Snow tried to stay calm. “Oh?”
“Yes. He came to see…to see me.”
“I don’t think I quite understood you, Cinderella. The service in these enchanted woods is terrible. You said he came to see you?”
“Snow…” another pause, “I don’t quite know how to tell you this. I…I’m just going to say it. Prince and I…Your prince, not mine…We’ve been seeing each other for three months now.”
Breathing through the receiver as the cell phone fell to the floor. Snow dropped beside it, and there she sat for a long time. She did not even hear the sparrows as they sang their sad song. Sparrows always know when a marriage has failed. Finally, without a sound, Snow White picked up the cell. She held it in her trembling palm as she punched with trembling finger the following text message:
Tell me the truth : (
**Names, events, and certain characteristics have been taken from various children’s films and completely twisted for the sake of a silly short story. No harm intended.**

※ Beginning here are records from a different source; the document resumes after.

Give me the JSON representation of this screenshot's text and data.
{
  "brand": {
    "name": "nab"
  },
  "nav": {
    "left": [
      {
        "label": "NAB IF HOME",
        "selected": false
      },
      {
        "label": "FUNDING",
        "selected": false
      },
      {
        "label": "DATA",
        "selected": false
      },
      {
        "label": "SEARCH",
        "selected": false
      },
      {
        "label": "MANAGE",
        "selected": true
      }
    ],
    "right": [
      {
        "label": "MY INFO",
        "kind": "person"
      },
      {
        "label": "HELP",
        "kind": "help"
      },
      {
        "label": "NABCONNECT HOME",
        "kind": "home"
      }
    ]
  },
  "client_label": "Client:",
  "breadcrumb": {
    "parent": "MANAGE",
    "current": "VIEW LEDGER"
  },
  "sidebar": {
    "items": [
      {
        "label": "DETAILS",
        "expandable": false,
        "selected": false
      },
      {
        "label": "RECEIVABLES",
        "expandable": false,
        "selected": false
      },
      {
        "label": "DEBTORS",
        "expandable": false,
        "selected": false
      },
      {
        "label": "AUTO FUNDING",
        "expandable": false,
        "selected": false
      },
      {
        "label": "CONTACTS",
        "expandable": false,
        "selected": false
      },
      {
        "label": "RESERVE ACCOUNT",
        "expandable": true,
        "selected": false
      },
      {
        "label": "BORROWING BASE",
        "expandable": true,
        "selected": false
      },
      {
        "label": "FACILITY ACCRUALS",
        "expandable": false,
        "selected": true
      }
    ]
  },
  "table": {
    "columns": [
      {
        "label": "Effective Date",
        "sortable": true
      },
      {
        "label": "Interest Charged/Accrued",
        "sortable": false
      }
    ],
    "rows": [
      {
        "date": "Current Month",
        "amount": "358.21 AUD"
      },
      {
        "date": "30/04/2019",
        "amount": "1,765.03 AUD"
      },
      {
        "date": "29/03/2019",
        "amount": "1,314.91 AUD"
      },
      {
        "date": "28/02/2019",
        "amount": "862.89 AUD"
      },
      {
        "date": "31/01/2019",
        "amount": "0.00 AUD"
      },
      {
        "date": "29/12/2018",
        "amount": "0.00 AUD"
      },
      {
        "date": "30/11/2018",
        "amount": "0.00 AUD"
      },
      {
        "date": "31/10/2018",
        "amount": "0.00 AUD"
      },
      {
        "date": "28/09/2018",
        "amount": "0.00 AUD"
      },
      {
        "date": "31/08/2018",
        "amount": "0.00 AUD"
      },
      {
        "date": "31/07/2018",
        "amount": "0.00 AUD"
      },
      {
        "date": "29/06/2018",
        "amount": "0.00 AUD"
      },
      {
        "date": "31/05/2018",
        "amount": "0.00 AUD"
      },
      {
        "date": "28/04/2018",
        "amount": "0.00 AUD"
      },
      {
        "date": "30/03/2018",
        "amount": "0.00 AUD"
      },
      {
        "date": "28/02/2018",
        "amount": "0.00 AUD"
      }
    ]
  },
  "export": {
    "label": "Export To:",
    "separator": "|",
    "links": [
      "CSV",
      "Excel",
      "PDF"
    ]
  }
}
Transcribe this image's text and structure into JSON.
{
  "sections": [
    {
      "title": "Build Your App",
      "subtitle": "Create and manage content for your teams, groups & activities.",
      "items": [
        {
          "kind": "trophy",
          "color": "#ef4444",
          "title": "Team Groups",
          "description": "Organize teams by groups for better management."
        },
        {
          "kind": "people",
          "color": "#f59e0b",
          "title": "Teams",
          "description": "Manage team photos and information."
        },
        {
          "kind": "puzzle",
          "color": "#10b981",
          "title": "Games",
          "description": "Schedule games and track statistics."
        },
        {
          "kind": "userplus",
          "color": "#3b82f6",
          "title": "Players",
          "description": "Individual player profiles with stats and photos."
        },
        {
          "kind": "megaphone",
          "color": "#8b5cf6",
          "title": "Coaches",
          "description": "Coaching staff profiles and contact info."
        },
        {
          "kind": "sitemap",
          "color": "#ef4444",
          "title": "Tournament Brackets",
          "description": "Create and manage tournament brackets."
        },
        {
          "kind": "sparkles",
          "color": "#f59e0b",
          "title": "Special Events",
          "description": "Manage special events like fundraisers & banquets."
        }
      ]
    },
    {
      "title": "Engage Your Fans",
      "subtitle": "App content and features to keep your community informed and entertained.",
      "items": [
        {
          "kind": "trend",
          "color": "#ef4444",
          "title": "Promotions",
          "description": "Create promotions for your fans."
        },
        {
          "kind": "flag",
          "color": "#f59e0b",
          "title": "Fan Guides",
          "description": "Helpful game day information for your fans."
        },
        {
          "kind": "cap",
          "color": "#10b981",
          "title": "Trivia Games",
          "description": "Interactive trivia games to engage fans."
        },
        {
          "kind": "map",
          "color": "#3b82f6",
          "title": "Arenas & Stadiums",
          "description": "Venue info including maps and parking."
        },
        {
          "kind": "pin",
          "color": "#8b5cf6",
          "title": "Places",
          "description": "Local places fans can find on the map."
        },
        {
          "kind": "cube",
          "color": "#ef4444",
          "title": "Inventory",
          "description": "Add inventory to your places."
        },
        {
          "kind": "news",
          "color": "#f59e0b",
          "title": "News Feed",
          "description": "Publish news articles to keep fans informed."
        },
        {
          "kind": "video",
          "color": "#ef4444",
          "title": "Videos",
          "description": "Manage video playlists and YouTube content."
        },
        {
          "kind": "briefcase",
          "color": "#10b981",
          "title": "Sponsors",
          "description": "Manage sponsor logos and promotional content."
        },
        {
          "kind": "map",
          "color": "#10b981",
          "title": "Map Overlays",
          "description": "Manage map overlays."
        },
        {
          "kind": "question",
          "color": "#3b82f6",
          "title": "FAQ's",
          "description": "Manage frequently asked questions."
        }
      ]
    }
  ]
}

My name is Sam Calvin Brown, and this is my blog. I would like to point out from the very beginning that I am not a “blogger.” I have seen bloggers. They are cooler than me. They write very witty things and then get published and end up being portrayed by Amy Adams. I am not that. I am a novelist. This makes me, by nature, incredibly backward thinking when it comes to technology. Because of this, I choose to re dub my blog. It will, from this point forward and forever be known as “A Computer-Based Journalistic Chronicle of the Writing of Sam Calvin Brown’s First Novel, titled The Last Baby Angel.” You may also call it a journal, if you wish. Thank you all, and I will be posting very soon. Also, you can check out my first novel, The Last Baby Angel, on my publisher’s website. Just go to http://www.stanleypublishing.com. The novel is available for preorder right now, and I appreciate any and all purchases. Y’all have a good day.
“Sell yourself first, if you want to sell anything.”